[Element data from apps and pages]

________________________

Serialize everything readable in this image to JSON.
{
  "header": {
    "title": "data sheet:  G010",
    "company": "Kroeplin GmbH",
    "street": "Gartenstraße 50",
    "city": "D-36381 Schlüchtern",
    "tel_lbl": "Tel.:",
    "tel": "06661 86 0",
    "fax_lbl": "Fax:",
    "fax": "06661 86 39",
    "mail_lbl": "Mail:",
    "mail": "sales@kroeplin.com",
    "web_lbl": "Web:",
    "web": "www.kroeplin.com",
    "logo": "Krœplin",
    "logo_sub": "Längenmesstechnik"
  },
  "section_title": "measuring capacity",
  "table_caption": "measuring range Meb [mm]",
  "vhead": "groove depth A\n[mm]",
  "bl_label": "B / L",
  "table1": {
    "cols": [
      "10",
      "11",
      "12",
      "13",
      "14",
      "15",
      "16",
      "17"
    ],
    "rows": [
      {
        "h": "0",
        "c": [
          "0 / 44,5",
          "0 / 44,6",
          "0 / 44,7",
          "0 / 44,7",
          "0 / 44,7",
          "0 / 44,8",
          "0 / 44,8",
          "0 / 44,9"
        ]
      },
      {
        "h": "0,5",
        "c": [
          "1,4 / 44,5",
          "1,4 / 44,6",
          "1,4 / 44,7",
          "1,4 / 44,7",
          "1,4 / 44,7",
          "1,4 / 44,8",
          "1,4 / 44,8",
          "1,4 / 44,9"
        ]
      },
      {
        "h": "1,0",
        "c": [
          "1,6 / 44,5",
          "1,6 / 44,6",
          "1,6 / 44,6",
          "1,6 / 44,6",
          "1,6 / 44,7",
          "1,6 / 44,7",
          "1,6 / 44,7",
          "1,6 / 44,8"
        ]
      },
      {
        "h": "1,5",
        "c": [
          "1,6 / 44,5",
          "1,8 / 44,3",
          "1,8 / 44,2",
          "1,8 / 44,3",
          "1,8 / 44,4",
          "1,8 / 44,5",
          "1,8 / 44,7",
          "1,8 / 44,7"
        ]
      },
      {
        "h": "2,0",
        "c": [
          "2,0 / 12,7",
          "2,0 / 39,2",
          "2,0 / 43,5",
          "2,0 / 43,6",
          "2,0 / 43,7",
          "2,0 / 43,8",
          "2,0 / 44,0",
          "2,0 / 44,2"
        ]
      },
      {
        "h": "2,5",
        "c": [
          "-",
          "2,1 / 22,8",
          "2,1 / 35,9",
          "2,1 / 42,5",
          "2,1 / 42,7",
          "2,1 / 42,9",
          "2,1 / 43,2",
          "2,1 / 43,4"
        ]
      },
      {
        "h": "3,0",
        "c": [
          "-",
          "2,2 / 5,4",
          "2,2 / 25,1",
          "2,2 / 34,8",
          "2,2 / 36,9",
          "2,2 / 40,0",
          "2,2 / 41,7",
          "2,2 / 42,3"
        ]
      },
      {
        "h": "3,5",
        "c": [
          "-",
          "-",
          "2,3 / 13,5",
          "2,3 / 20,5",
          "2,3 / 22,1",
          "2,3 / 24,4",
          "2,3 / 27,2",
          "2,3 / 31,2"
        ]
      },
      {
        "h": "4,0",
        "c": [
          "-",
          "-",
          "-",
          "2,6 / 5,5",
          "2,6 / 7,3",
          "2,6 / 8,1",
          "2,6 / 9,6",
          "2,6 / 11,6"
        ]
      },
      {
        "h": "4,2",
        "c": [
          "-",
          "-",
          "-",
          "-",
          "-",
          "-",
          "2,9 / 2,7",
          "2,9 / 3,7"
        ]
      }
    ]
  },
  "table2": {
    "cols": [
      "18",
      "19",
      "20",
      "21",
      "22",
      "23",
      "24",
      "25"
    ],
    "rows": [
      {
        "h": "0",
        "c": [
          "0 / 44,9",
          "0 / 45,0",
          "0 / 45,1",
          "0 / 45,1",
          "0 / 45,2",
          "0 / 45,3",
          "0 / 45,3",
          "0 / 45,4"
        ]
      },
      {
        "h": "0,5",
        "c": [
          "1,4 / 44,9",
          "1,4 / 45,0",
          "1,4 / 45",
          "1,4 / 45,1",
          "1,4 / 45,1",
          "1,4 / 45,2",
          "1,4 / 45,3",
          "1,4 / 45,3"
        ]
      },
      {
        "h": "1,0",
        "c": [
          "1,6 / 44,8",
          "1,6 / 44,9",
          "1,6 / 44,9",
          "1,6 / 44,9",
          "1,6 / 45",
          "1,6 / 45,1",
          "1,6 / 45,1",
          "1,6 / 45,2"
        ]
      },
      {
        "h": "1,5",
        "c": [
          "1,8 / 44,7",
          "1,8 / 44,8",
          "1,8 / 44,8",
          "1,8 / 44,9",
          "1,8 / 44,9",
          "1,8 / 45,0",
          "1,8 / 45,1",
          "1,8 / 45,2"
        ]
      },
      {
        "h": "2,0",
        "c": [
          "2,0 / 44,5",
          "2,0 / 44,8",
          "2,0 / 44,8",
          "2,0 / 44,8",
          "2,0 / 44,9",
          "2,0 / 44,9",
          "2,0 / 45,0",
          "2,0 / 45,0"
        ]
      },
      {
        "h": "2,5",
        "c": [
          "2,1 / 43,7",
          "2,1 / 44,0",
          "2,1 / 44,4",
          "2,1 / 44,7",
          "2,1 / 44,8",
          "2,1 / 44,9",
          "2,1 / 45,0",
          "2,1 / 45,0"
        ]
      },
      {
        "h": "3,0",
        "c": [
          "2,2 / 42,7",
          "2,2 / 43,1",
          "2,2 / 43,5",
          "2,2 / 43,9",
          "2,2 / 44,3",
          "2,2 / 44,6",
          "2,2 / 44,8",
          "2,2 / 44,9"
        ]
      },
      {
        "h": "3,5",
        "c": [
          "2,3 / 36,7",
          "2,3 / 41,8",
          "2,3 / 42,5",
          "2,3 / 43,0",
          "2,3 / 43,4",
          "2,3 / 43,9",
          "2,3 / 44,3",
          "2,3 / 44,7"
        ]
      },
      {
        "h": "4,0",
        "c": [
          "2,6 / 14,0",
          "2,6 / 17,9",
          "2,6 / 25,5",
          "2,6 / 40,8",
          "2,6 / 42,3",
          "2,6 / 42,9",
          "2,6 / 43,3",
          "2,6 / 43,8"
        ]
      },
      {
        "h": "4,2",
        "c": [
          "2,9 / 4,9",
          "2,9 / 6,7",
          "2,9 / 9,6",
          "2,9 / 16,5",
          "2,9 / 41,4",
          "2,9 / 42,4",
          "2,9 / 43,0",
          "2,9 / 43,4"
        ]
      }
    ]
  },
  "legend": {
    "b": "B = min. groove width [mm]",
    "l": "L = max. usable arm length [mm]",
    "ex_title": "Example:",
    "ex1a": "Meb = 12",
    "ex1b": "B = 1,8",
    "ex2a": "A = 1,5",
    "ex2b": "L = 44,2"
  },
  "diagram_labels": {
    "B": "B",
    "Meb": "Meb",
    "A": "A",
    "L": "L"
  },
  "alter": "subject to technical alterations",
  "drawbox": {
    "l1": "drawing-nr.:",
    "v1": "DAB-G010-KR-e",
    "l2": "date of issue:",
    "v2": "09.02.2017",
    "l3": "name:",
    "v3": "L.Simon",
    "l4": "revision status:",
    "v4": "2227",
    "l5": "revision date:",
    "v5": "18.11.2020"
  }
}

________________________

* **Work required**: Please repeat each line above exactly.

* **Solution for this task**:
Serialize everything readable in this image to JSON.
{
  "header": {
    "title": "data sheet:  G010",
    "company": "Kroeplin GmbH",
    "street": "Gartenstraße 50",
    "city": "D-36381 Schlüchtern",
    "tel_lbl": "Tel.:",
    "tel": "06661 86 0",
    "fax_lbl": "Fax:",
    "fax": "06661 86 39",
    "mail_lbl": "Mail:",
    "mail": "sales@kroeplin.com",
    "web_lbl": "Web:",
    "web": "www.kroeplin.com",
    "logo": "Krœplin",
    "logo_sub": "Längenmesstechnik"
  },
  "section_title": "measuring capacity",
  "table_caption": "measuring range Meb [mm]",
  "vhead": "groove depth A\n[mm]",
  "bl_label": "B / L",
  "table1": {
    "cols": [
      "10",
      "11",
      "12",
      "13",
      "14",
      "15",
      "16",
      "17"
    ],
    "rows": [
      {
        "h": "0",
        "c": [
          "0 / 44,5",
          "0 / 44,6",
          "0 / 44,7",
          "0 / 44,7",
          "0 / 44,7",
          "0 / 44,8",
          "0 / 44,8",
          "0 / 44,9"
        ]
      },
      {
        "h": "0,5",
        "c": [
          "1,4 / 44,5",
          "1,4 / 44,6",
          "1,4 / 44,7",
          "1,4 / 44,7",
          "1,4 / 44,7",
          "1,4 / 44,8",
          "1,4 / 44,8",
          "1,4 / 44,9"
        ]
      },
      {
        "h": "1,0",
        "c": [
          "1,6 / 44,5",
          "1,6 / 44,6",
          "1,6 / 44,6",
          "1,6 / 44,6",
          "1,6 / 44,7",
          "1,6 / 44,7",
          "1,6 / 44,7",
          "1,6 / 44,8"
        ]
      },
      {
        "h": "1,5",
        "c": [
          "1,6 / 44,5",
          "1,8 / 44,3",
          "1,8 / 44,2",
          "1,8 / 44,3",
          "1,8 / 44,4",
          "1,8 / 44,5",
          "1,8 / 44,7",
          "1,8 / 44,7"
        ]
      },
      {
        "h": "2,0",
        "c": [
          "2,0 / 12,7",
          "2,0 / 39,2",
          "2,0 / 43,5",
          "2,0 / 43,6",
          "2,0 / 43,7",
          "2,0 / 43,8",
          "2,0 / 44,0",
          "2,0 / 44,2"
        ]
      },
      {
        "h": "2,5",
        "c": [
          "-",
          "2,1 / 22,8",
          "2,1 / 35,9",
          "2,1 / 42,5",
          "2,1 / 42,7",
          "2,1 / 42,9",
          "2,1 / 43,2",
          "2,1 / 43,4"
        ]
      },
      {
        "h": "3,0",
        "c": [
          "-",
          "2,2 / 5,4",
          "2,2 / 25,1",
          "2,2 / 34,8",
          "2,2 / 36,9",
          "2,2 / 40,0",
          "2,2 / 41,7",
          "2,2 / 42,3"
        ]
      },
      {
        "h": "3,5",
        "c": [
          "-",
          "-",
          "2,3 / 13,5",
          "2,3 / 20,5",
          "2,3 / 22,1",
          "2,3 / 24,4",
          "2,3 / 27,2",
          "2,3 / 31,2"
        ]
      },
      {
        "h": "4,0",
        "c": [
          "-",
          "-",
          "-",
          "2,6 / 5,5",
          "2,6 / 7,3",
          "2,6 / 8,1",
          "2,6 / 9,6",
          "2,6 / 11,6"
        ]
      },
      {
        "h": "4,2",
        "c": [
          "-",
          "-",
          "-",
          "-",
          "-",
          "-",
          "2,9 / 2,7",
          "2,9 / 3,7"
        ]
      }
    ]
  },
  "table2": {
    "cols": [
      "18",
      "19",
      "20",
      "21",
      "22",
      "23",
      "24",
      "25"
    ],
    "rows": [
      {
        "h": "0",
        "c": [
          "0 / 44,9",
          "0 / 45,0",
          "0 / 45,1",
          "0 / 45,1",
          "0 / 45,2",
          "0 / 45,3",
          "0 / 45,3",
          "0 / 45,4"
        ]
      },
      {
        "h": "0,5",
        "c": [
          "1,4 / 44,9",
          "1,4 / 45,0",
          "1,4 / 45",
          "1,4 / 45,1",
          "1,4 / 45,1",
          "1,4 / 45,2",
          "1,4 / 45,3",
          "1,4 / 45,3"
        ]
      },
      {
        "h": "1,0",
        "c": [
          "1,6 / 44,8",
          "1,6 / 44,9",
          "1,6 / 44,9",
          "1,6 / 44,9",
          "1,6 / 45",
          "1,6 / 45,1",
          "1,6 / 45,1",
          "1,6 / 45,2"
        ]
      },
      {
        "h": "1,5",
        "c": [
          "1,8 / 44,7",
          "1,8 / 44,8",
          "1,8 / 44,8",
          "1,8 / 44,9",
          "1,8 / 44,9",
          "1,8 / 45,0",
          "1,8 / 45,1",
          "1,8 / 45,2"
        ]
      },
      {
        "h": "2,0",
        "c": [
          "2,0 / 44,5",
          "2,0 / 44,8",
          "2,0 / 44,8",
          "2,0 / 44,8",
          "2,0 / 44,9",
          "2,0 / 44,9",
          "2,0 / 45,0",
          "2,0 / 45,0"
        ]
      },
      {
        "h": "2,5",
        "c": [
          "2,1 / 43,7",
          "2,1 / 44,0",
          "2,1 / 44,4",
          "2,1 / 44,7",
          "2,1 / 44,8",
          "2,1 / 44,9",
          "2,1 / 45,0",
          "2,1 / 45,0"
        ]
      },
      {
        "h": "3,0",
        "c": [
          "2,2 / 42,7",
          "2,2 / 43,1",
          "2,2 / 43,5",
          "2,2 / 43,9",
          "2,2 / 44,3",
          "2,2 / 44,6",
          "2,2 / 44,8",
          "2,2 / 44,9"
        ]
      },
      {
        "h": "3,5",
        "c": [
          "2,3 / 36,7",
          "2,3 / 41,8",
          "2,3 / 42,5",
          "2,3 / 43,0",
          "2,3 / 43,4",
          "2,3 / 43,9",
          "2,3 / 44,3",
          "2,3 / 44,7"
        ]
      },
      {
        "h": "4,0",
        "c": [
          "2,6 / 14,0",
          "2,6 / 17,9",
          "2,6 / 25,5",
          "2,6 / 40,8",
          "2,6 / 42,3",
          "2,6 / 42,9",
          "2,6 / 43,3",
          "2,6 / 43,8"
        ]
      },
      {
        "h": "4,2",
        "c": [
          "2,9 / 4,9",
          "2,9 / 6,7",
          "2,9 / 9,6",
          "2,9 / 16,5",
          "2,9 / 41,4",
          "2,9 / 42,4",
          "2,9 / 43,0",
          "2,9 / 43,4"
        ]
      }
    ]
  },
  "legend": {
    "b": "B = min. groove width [mm]",
    "l": "L = max. usable arm length [mm]",
    "ex_title": "Example:",
    "ex1a": "Meb = 12",
    "ex1b": "B = 1,8",
    "ex2a": "A = 1,5",
    "ex2b": "L = 44,2"
  },
  "diagram_labels": {
    "B": "B",
    "Meb": "Meb",
    "A": "A",
    "L": "L"
  },
  "alter": "subject to technical alterations",
  "drawbox": {
    "l1": "drawing-nr.:",
    "v1": "DAB-G010-KR-e",
    "l2": "date of issue:",
    "v2": "09.02.2017",
    "l3": "name:",
    "v3": "L.Simon",
    "l4": "revision status:",
    "v4": "2227",
    "l5": "revision date:",
    "v5": "18.11.2020"
  }
}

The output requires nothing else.